Records drawn from a dataset
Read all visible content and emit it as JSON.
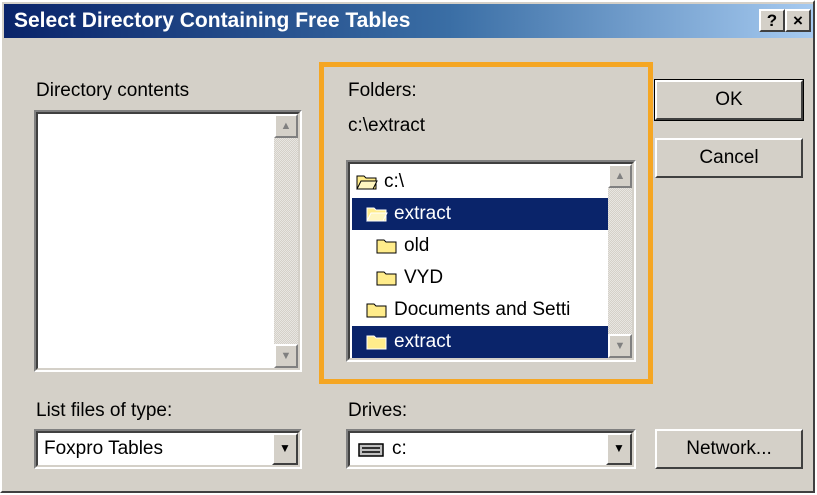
{
  "dialog": {
    "title": "Select Directory Containing Free Tables",
    "help_btn": "?",
    "close_btn": "×"
  },
  "directory_contents": {
    "label": "Directory contents"
  },
  "folders": {
    "label": "Folders:",
    "current_path": "c:\\extract",
    "items": [
      {
        "name": "c:\\",
        "icon": "open-folder-icon",
        "selected": false
      },
      {
        "name": "extract",
        "icon": "open-folder-icon",
        "selected": true
      },
      {
        "name": "old",
        "icon": "folder-icon",
        "selected": false
      },
      {
        "name": "VYD",
        "icon": "folder-icon",
        "selected": false
      },
      {
        "name": "Documents and Setti",
        "icon": "folder-icon",
        "selected": false
      },
      {
        "name": "extract",
        "icon": "folder-icon",
        "selected": true
      }
    ]
  },
  "buttons": {
    "ok": "OK",
    "cancel": "Cancel",
    "network": "Network..."
  },
  "file_type": {
    "label": "List files of type:",
    "value": "Foxpro Tables"
  },
  "drives": {
    "label": "Drives:",
    "value": "c:",
    "icon": "drive-icon"
  },
  "colors": {
    "highlight": "#f5a623",
    "selection": "#0a246a",
    "face": "#d4d0c8"
  }
}
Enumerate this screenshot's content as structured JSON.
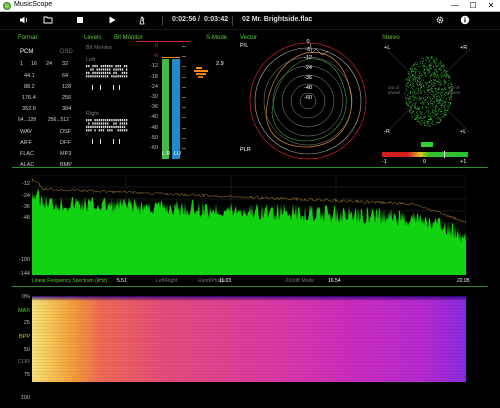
{
  "window": {
    "title": "MusicScope",
    "minimize": "—",
    "maximize": "☐",
    "close": "✕"
  },
  "toolbar": {
    "elapsed": "0:02:56",
    "separator": "/",
    "total": "0:03:42",
    "track": "02 Mr. Brightside.flac"
  },
  "format": {
    "title": "Format",
    "pcm": "PCM",
    "dsd": "DSD",
    "bit_depths": [
      "1",
      "16",
      "24",
      "32"
    ],
    "rates": [
      [
        "44.1",
        "64"
      ],
      [
        "88.2",
        "128"
      ],
      [
        "176.4",
        "256"
      ],
      [
        "352.8",
        "384"
      ],
      [
        "64...128",
        "256...512"
      ]
    ],
    "containers": [
      [
        "WAV",
        "DSF"
      ],
      [
        "AIFF",
        "DFF"
      ],
      [
        "FLAC",
        "MP3"
      ],
      [
        "ALAC",
        "BMP"
      ]
    ]
  },
  "levels": {
    "title": "Levels",
    "bit_monitor_title": "Bit Monitor",
    "bit_monitor_label": "Bit Monitor",
    "left": "Left",
    "right": "Right",
    "meter_labels": [
      "0",
      "-6",
      "-12",
      "-18",
      "-24",
      "-30",
      "-36",
      "-40",
      "-48",
      "-50",
      "-60"
    ],
    "channel_l": "L R",
    "channel_lu": "LU",
    "peak_value": "2.9"
  },
  "smode": {
    "title": "S-Mode"
  },
  "vector": {
    "title": "Vector",
    "ring_labels": [
      "0",
      "-6",
      "-12",
      "-24",
      "-36",
      "-48",
      "-60"
    ],
    "pl": "P/L",
    "plr": "PLR"
  },
  "stereo": {
    "title": "Stereo",
    "plus_l": "+L",
    "plus_r": "+R",
    "minus_l": "-R",
    "minus_r": "+L",
    "out_of_phase_l": "out of phase",
    "out_of_phase_r": "out of phase",
    "bar_min": "-1",
    "bar_mid": "0",
    "bar_max": "+1"
  },
  "spectrum": {
    "db_labels": [
      "-12",
      "-24",
      "-36",
      "-48",
      "-100",
      "-144"
    ],
    "tabs": [
      "Linear Frequency Spectrum (kHz)",
      "Left/Right",
      "Rand/Phase",
      "-200dB Mode"
    ],
    "freq_labels": [
      "5.51",
      "11.03",
      "16.54",
      "22.05"
    ]
  },
  "spectrogram": {
    "labels": [
      "0%",
      "MAX",
      "25",
      "BPP",
      "50",
      "COR",
      "75",
      "100"
    ]
  },
  "colors": {
    "accent": "#5ecb3f",
    "spectrum_fill": "#11d311",
    "meter_blue": "#1d8ccf",
    "meter_green": "#45b945"
  }
}
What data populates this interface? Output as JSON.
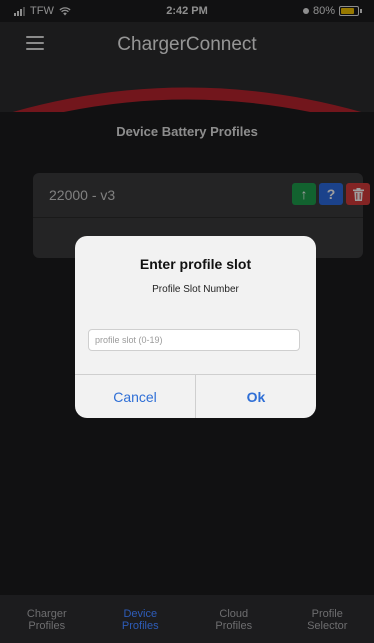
{
  "status_bar": {
    "carrier": "TFW",
    "time": "2:42 PM",
    "battery_percent": "80%"
  },
  "header": {
    "title": "ChargerConnect",
    "menu_icon": "hamburger-menu-icon",
    "accent_color": "#b8242e"
  },
  "main": {
    "section_title": "Device Battery Profiles",
    "profiles": [
      {
        "name": "22000 - v3",
        "actions": [
          {
            "icon": "arrow-up-icon",
            "symbol": "↑",
            "color": "#1e9e4c"
          },
          {
            "icon": "help-icon",
            "symbol": "?",
            "color": "#2d6be0"
          },
          {
            "icon": "trash-icon",
            "symbol": "🗑",
            "color": "#d33a3a"
          }
        ]
      }
    ]
  },
  "dialog": {
    "title": "Enter profile slot",
    "message": "Profile Slot Number",
    "input_placeholder": "profile slot (0-19)",
    "input_value": "",
    "cancel_label": "Cancel",
    "ok_label": "Ok",
    "button_color": "#2f6fd6"
  },
  "tab_bar": {
    "tabs": [
      {
        "line1": "Charger",
        "line2": "Profiles",
        "active": false
      },
      {
        "line1": "Device",
        "line2": "Profiles",
        "active": true
      },
      {
        "line1": "Cloud",
        "line2": "Profiles",
        "active": false
      },
      {
        "line1": "Profile",
        "line2": "Selector",
        "active": false
      }
    ],
    "active_color": "#2e5cb8"
  }
}
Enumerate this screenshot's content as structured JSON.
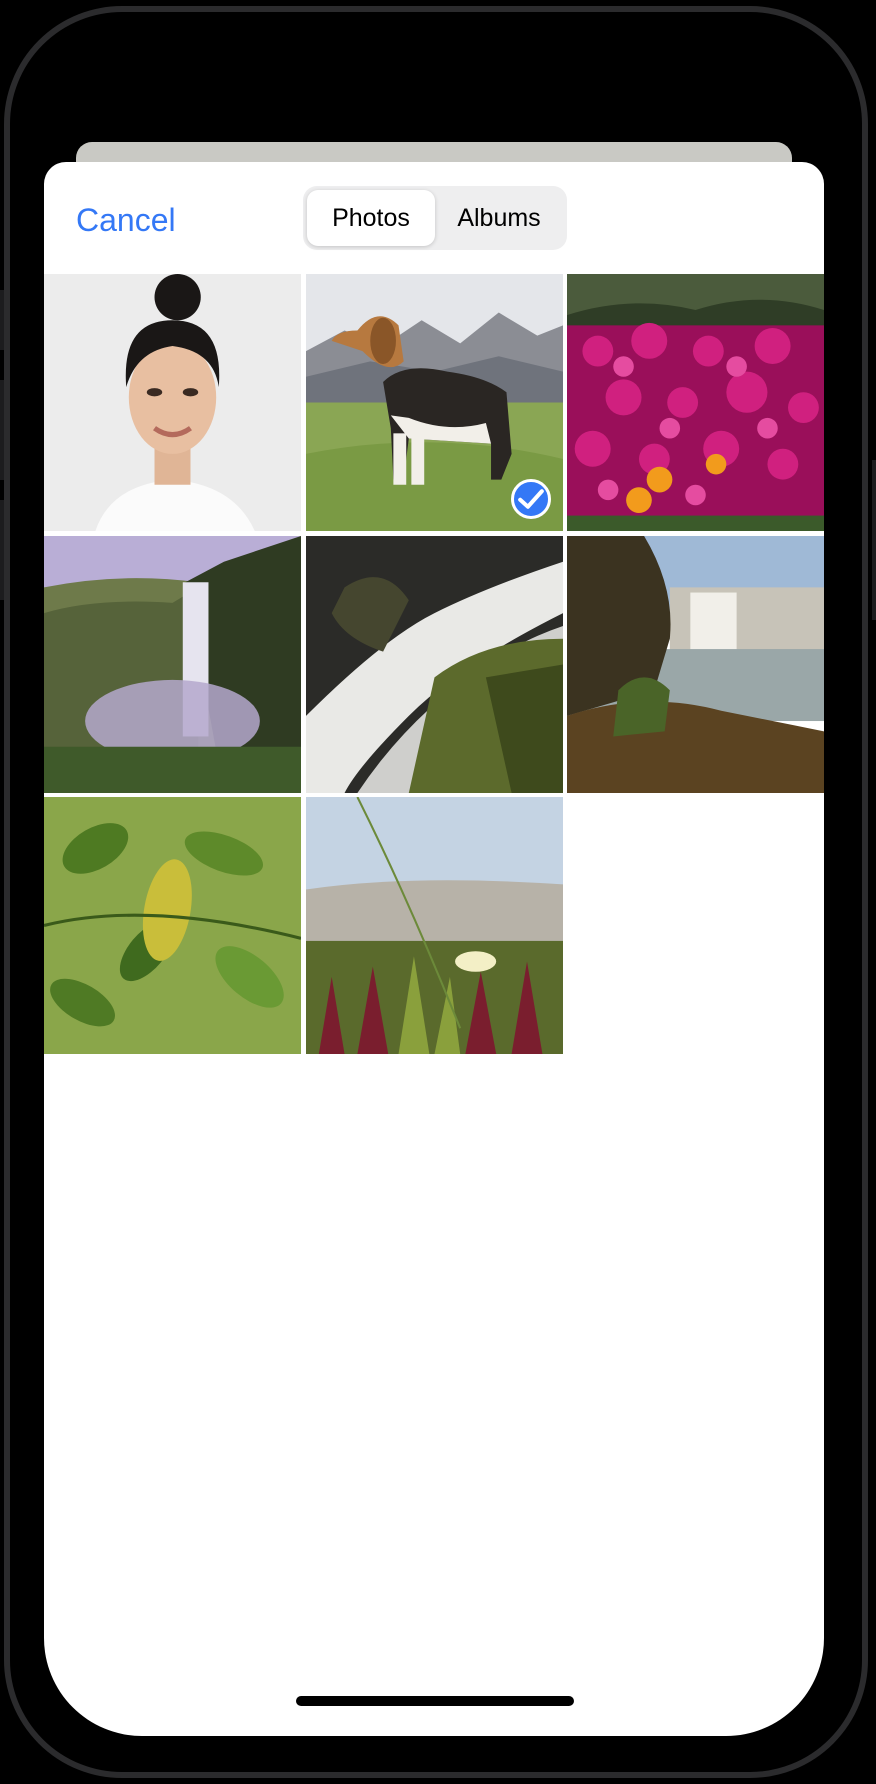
{
  "picker": {
    "cancel_label": "Cancel",
    "segments": [
      {
        "label": "Photos",
        "selected": true
      },
      {
        "label": "Albums",
        "selected": false
      }
    ]
  },
  "photos": [
    {
      "subject": "portrait-woman",
      "selected": false
    },
    {
      "subject": "beagle-dog",
      "selected": true
    },
    {
      "subject": "pink-flowers",
      "selected": false
    },
    {
      "subject": "waterfall-valley",
      "selected": false
    },
    {
      "subject": "waterfall-rocks",
      "selected": false
    },
    {
      "subject": "waterfall-lake",
      "selected": false
    },
    {
      "subject": "green-leaves",
      "selected": false
    },
    {
      "subject": "ice-plant-flower",
      "selected": false
    }
  ],
  "colors": {
    "accent": "#3478f6",
    "sheet": "#ffffff",
    "segment_bg": "#eeeeef"
  }
}
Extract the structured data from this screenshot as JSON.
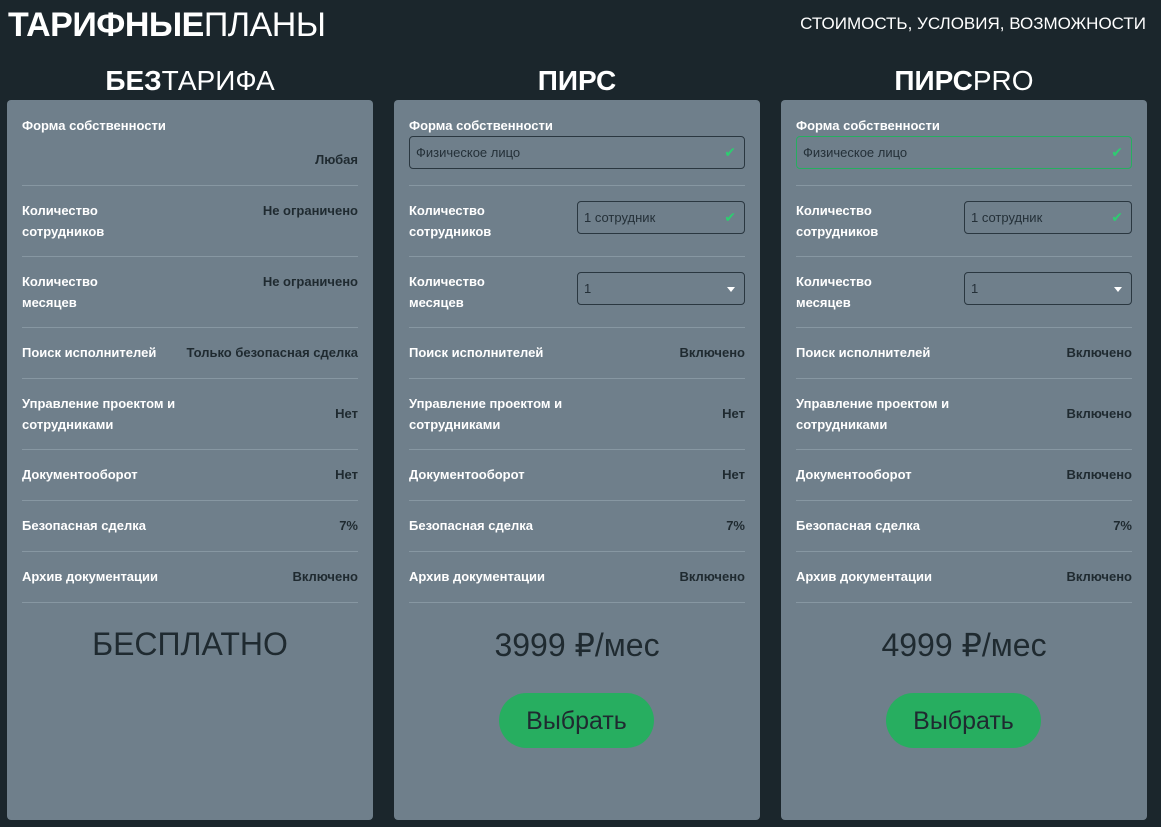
{
  "header": {
    "title_bold": "ТАРИФНЫЕ",
    "title_light": "ПЛАНЫ",
    "subtitle": "СТОИМОСТЬ, УСЛОВИЯ, ВОЗМОЖНОСТИ"
  },
  "row_labels": {
    "ownership": "Форма собственности",
    "employees": "Количество сотрудников",
    "months": "Количество месяцев",
    "search": "Поиск исполнителей",
    "project": "Управление проектом и сотрудниками",
    "docflow": "Документооборот",
    "safe_deal": "Безопасная сделка",
    "archive": "Архив документации"
  },
  "plans": [
    {
      "name_bold": "БЕЗ",
      "name_light": "ТАРИФА",
      "ownership": "Любая",
      "employees": "Не ограничено",
      "months": "Не ограничено",
      "search": "Только безопасная сделка",
      "project": "Нет",
      "docflow": "Нет",
      "safe_deal": "7%",
      "archive": "Включено",
      "price": "БЕСПЛАТНО"
    },
    {
      "name_bold": "ПИРС",
      "name_light": "",
      "ownership_value": "Физическое лицо",
      "employees_value": "1 сотрудник",
      "months_value": "1",
      "search": "Включено",
      "project": "Нет",
      "docflow": "Нет",
      "safe_deal": "7%",
      "archive": "Включено",
      "price": "3999 ₽/мес",
      "button": "Выбрать"
    },
    {
      "name_bold": "ПИРС",
      "name_light": "PRO",
      "ownership_value": "Физическое лицо",
      "employees_value": "1 сотрудник",
      "months_value": "1",
      "search": "Включено",
      "project": "Включено",
      "docflow": "Включено",
      "safe_deal": "7%",
      "archive": "Включено",
      "price": "4999 ₽/мес",
      "button": "Выбрать"
    }
  ],
  "colors": {
    "background": "#1b262c",
    "card": "#6f7f8b",
    "accent": "#27ae60"
  },
  "icons": {
    "valid": "check-icon",
    "dropdown": "chevron-down-icon"
  }
}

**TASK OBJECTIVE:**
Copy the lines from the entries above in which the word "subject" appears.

**THE ANSWER:**
      "subject": "portrait-woman",
      "subject": "beagle-dog",
      "subject": "pink-flowers",
      "subject": "waterfall-valley",
      "subject": "waterfall-rocks",
      "subject": "waterfall-lake",
      "subject": "green-leaves",
      "subject": "ice-plant-flower",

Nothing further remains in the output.